With over $17.5 million on the line Valve’s fifth annual Dota 2 [official site] competition, The International, is the biggest eSports event yet in terms of prize pool. It’s also the last International before the company makes some big structural changes to the Dota 2 competitive scene. I suspect next year’s event will feel substantially different so I’m hoping this year’s games are an end-of-an-era mic drop as monstrous and impressive as the prize pool itself.
Here’s a cheat sheet with all the basic info about the tournament:
The International is the big annual Dota 2 tournament run by Valve. It started life as an event at GamesCom in 2011. At the time it made waves by offering $1m to the winning team as well as being the first chance the public had to get a look at the game. Valve actually made a movie following three of the competitors from that first contest which it debuted at TI3:
In 2012 it became a standalone event and took place in Benaroya Hall – a 2,500 capacity venue in Seattle near Valve’s headquarters. In 2013 the company introduced the Compendium, a kind of digital booklet which let you collect player cards, earn items, make predictions and so on. 25% of the revenue from Compendium sales was added to the prize pool as a community contribution. That year the Compendium added an extra $1.2m to the pool.
By 2014 The International had outgrown Benaroya and moved to the far bigger (like, seven times the capacity) KeyArena. The Compendium became an annual tradition and served to boost the basic prize pool from $1.6m to a staggering $10.9m. This year’s Compendium boost is yet to be finalised as sales are ongoing but, as I said earlier, the total right now is $17.5m.
Valve are sticking with the same venue as last year: KeyArena in Seattle, Washington.
After last year’s contest concluded I was wondering whether the company might consider taking it elsewhere in the States (or possibly even another continent, as League of Legends does with Worlds) but The International is very much a hands-on effort for Valve staff, with many working on aspects of the show both before, during and after. Moving out of Seattle would obviously affect that.
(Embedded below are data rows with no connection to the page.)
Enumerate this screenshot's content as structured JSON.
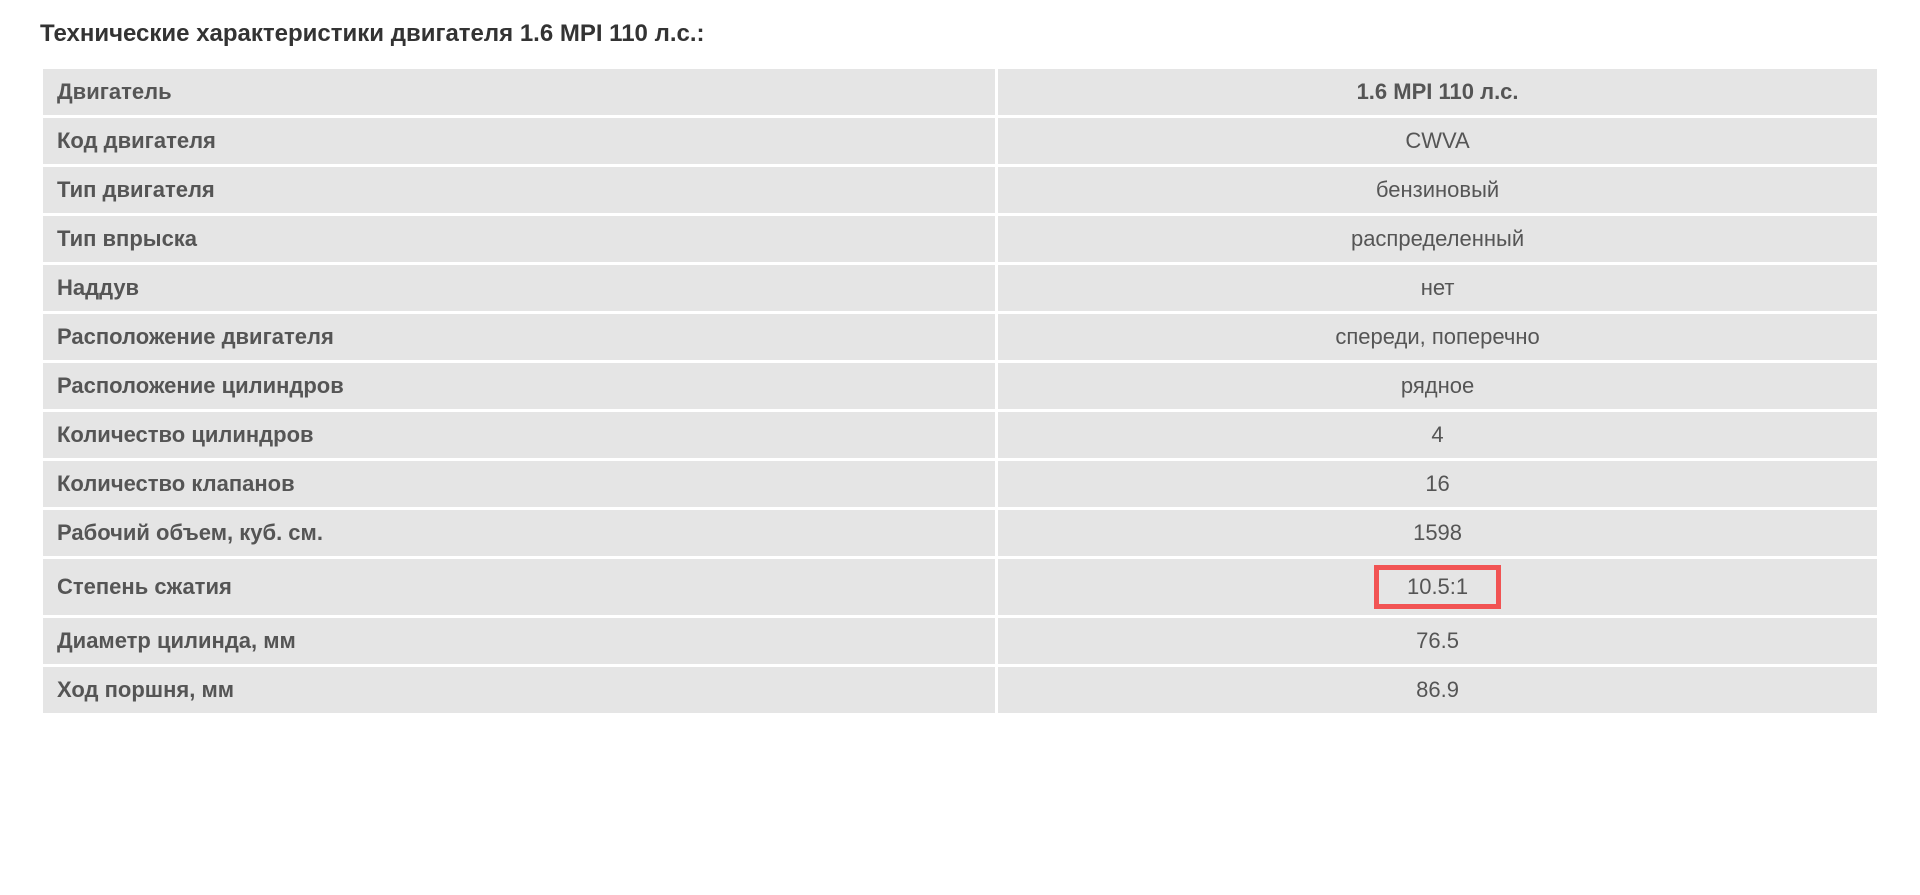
{
  "title": "Технические характеристики двигателя 1.6 MPI 110 л.с.:",
  "rows": [
    {
      "label": "Двигатель",
      "value": "1.6 MPI 110 л.с.",
      "header": true
    },
    {
      "label": "Код двигателя",
      "value": "CWVA"
    },
    {
      "label": "Тип двигателя",
      "value": "бензиновый"
    },
    {
      "label": "Тип впрыска",
      "value": "распределенный"
    },
    {
      "label": "Наддув",
      "value": "нет"
    },
    {
      "label": "Расположение двигателя",
      "value": "спереди, поперечно"
    },
    {
      "label": "Расположение цилиндров",
      "value": "рядное"
    },
    {
      "label": "Количество цилиндров",
      "value": "4"
    },
    {
      "label": "Количество клапанов",
      "value": "16"
    },
    {
      "label": "Рабочий объем, куб. см.",
      "value": "1598"
    },
    {
      "label": "Степень сжатия",
      "value": "10.5:1",
      "highlighted": true
    },
    {
      "label": "Диаметр цилинда, мм",
      "value": "76.5"
    },
    {
      "label": "Ход поршня, мм",
      "value": "86.9"
    }
  ]
}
Going back to the structural changes I mentioned earlier, Valve are switching to a four tournament structure with three Valve-sponsored events hosted by third-parties at locations around the world as well as Valve’s own The International. There are no further details on that front yet but I’d imagine those changes allow them to create a geographic compromise, making it easier for fans based elsewhere to attend pro Dota events but keeping The International on Valve’s home turf.
Currently, if you aren’t going in person there are either pubstomps where you can go to a bar and watch with fellow fans or there are streams on Twitch, Youtube or the game client if you’d prefer to be at home. I’m a big fan of starting a group call, ordering a pizza and then watching the games while doing commentary and chat with friends. It also means I can rewatch episodes of Police Squad! in the gaps between matches.
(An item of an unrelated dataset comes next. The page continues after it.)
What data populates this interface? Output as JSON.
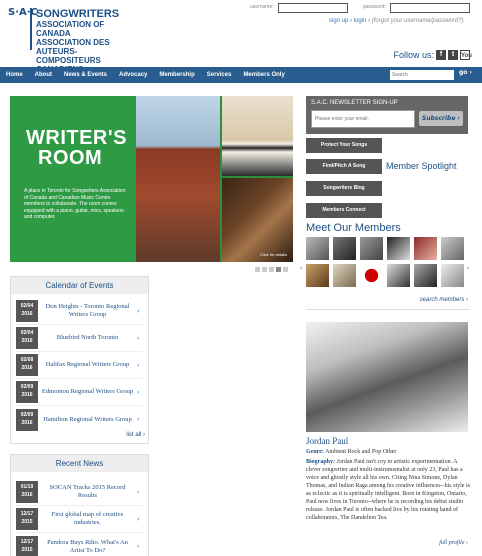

In alphabetical order the sixteen qualifying teams are:
Three of the previous International winners are represented – Na’Vi (TI1), Invictus Gaming (TI2) and Newbee (TI4) – albeit with slightly altered lineups. TI3’s winners Alliance were eliminated during the european qualifiers.
Korean team MVP.Phoenix and China’s CDEC are the two wildcard qualifiers, while Archon (formerly North American Rejects version 2, formerly Na’Vi.US, formerly North American Rejects) and Vega Squadron were sent packing.
Going into the competition I’d say Team Secret are the ones to beat, with Evil Geniuses and Vici snapping at their heels. When I was trying to make my predictions I put EG in the silver medal spot and Vici in bronze before spending the rest of the evening swapping them back and forth. Currently I have Vici in second and OH GOD GOD I NEED TO STOP FIDDLING WITH THIS CHART.
Well, sort of. Those are the dates for the main event. The group stages start today (27 July) at 9am Pacific, 5pm UK time. There were also the wildcard matches which took place yesterday and determined the final two teams to make it into the competition proper.
The group stages continue until Thursday (30 July) and then there’s a three day break while the teams prepare for the games on the main stage at KeyArena.
Why is everyone being so mean to that disco goat dude?
You mean Leshrac? He’s an incredibly strong hero this patch so you ban him or you risk giving the other team a powerful weapon in the shape of a goat who brings his own light show. That’s why he’s getting banned from the party so much. I think Vega managed to pick him up in their last match against Archon as a support – alas I was watching the other wildcard bracket at the time. But yes, expect very few disco goat appearances.